The US Charging Assange For Publishing Documents Would Be An Unprecedented Attempt To Chill A Free Press
from the I-guess-we're-'opening-up'-the-First-Amendment-now dept
Obama waged a war on whistleblowers during his eight-year run. Sure, it was done under a sunny facade of "transparency," but the former president set the gold standard for whistleblower prosecutions, performing more than every other president until then… combined.
Punishing whistleblowers is for amateurs. The Trump Administration will show everyone how it's done.
US authorities have prepared charges to seek the arrest of WikiLeaks founder Julian Assange, US officials familiar with the matter tell CNN.
For what, you may ask? Publication of leaked documents? Well, there's a little more to it than that.
The US view of WikiLeaks and Assange began to change after investigators found what they believe was proof that WikiLeaks played an active role in helping Edward Snowden, a former NSA analyst, disclose a massive cache of classified documents.
Hmm. But the Washington Post, Intercept, Guardian, and New York Times also did this. There's been some online speculation this actually refers to Assange's Russian-host-maneuvering and flight plan assistance -- that brief moment where journalists and g-men packed a plane to Cuba only to find themselves Snowden-less. But Ellen Nakashima's article for the Washington Post digs a little deeper into the proposed charges, citing evidence in Chelsea Manning's trial, where Assange assisted Manning with password cracking to sweep up digital breadcrumbs. (A 2012 DOJ warrant gives a bit more insight into the possible charges, which include espionage, CFAA violations, and "conversion" of stolen documents.)
But, again, this is nothing out of the ordinary for journalists who publish leaked documents. As Nakashima points out, helping sources erase their digital footprints is just something good journalists do. Prosecuting Assange for these efforts would set a terrible precedent.
[J]ournalists routinely employ methods — or tell sources to employ methods — that will help them avoid being identified. Justice Department officials in the previous administration believed that prosecuting Assange or other members of WikiLeaks could open the door to prosecuting news organizations and journalists who published classified information, and so they opted instead to target people, such as Manning, who had clearances to access such information and gave it to reporters.
Obama may have gone after a bunch of whistleblowers, but he was unwilling to cross the First Amendment line by punishing those who published leaked documents. Apparently, Trump and his DOJ have no such qualms.
Prosecutors have struggled with whether the First Amendment precluded the prosecution of Assange, but now believe they have found a way to move forward.
And they may have, without amending the First Amendment.

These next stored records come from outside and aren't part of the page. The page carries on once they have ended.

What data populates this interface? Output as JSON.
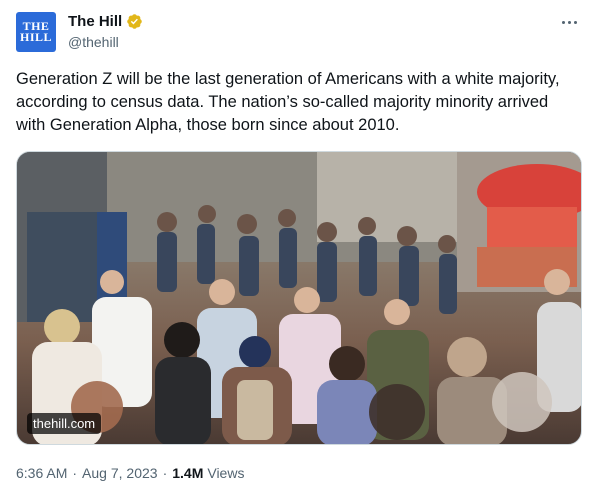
{
  "author": {
    "display_name": "The Hill",
    "handle": "@thehill",
    "logo_lines": [
      "THE",
      "HILL"
    ],
    "verified_color": "#e2b719"
  },
  "tweet": {
    "text": "Generation Z will be the last generation of Americans with a white majority, according to census data. The nation’s so-called majority minority arrived with Generation Alpha, those born since about 2010.",
    "media_watermark": "thehill.com",
    "media_icon": "crowd-photo"
  },
  "meta": {
    "time": "6:36 AM",
    "separator": "·",
    "date": "Aug 7, 2023",
    "views_count": "1.4M",
    "views_label": "Views"
  },
  "colors": {
    "text": "#0f1419",
    "secondary": "#536471",
    "avatar_bg": "#2b6bd9"
  }
}
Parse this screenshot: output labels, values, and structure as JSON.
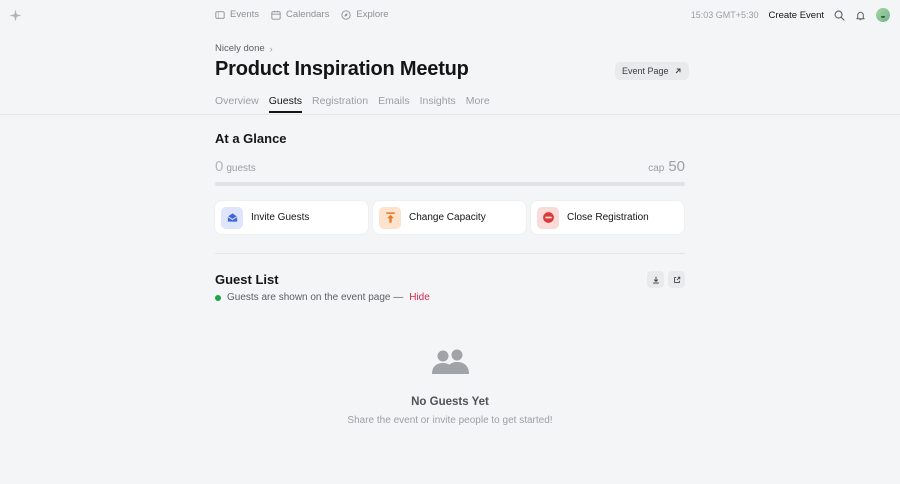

But it will take a whole lot of cooperation to bring Assange in. The Ecuadorian embassy has managed to hold off Sweden for years and the country's government isn't exactly best friends with the US nor is it exactly respectful of US law.
Assange isn't a US citizen, so he's not automatically guaranteed First Amendment protections, even if the distribution of leaked documents is very much a journalistic enterprise. The US government doesn't automatically refuse to extend constitutional protections to foreign citizens, but it might be able to pick and choose which of those it wants to extend to Assange (though if he's charged in the US, he does get the benefit of all Constitutional protections). Even if the current DOJ can find a lawful way to prosecute Assange for still-unnamed charges related to leaked documents, this is an extremely dangerous direction for the federal government to be moving in.
This unofficial announcement by the DOJ is an implicit threat to journalists everywhere. You may hate Assange and/or Wikileaks, but it may be your favorite leak-friendly news sources facing charges next. Distinguishing your favorite source from Wikileaks is not nearly as easy as you might think.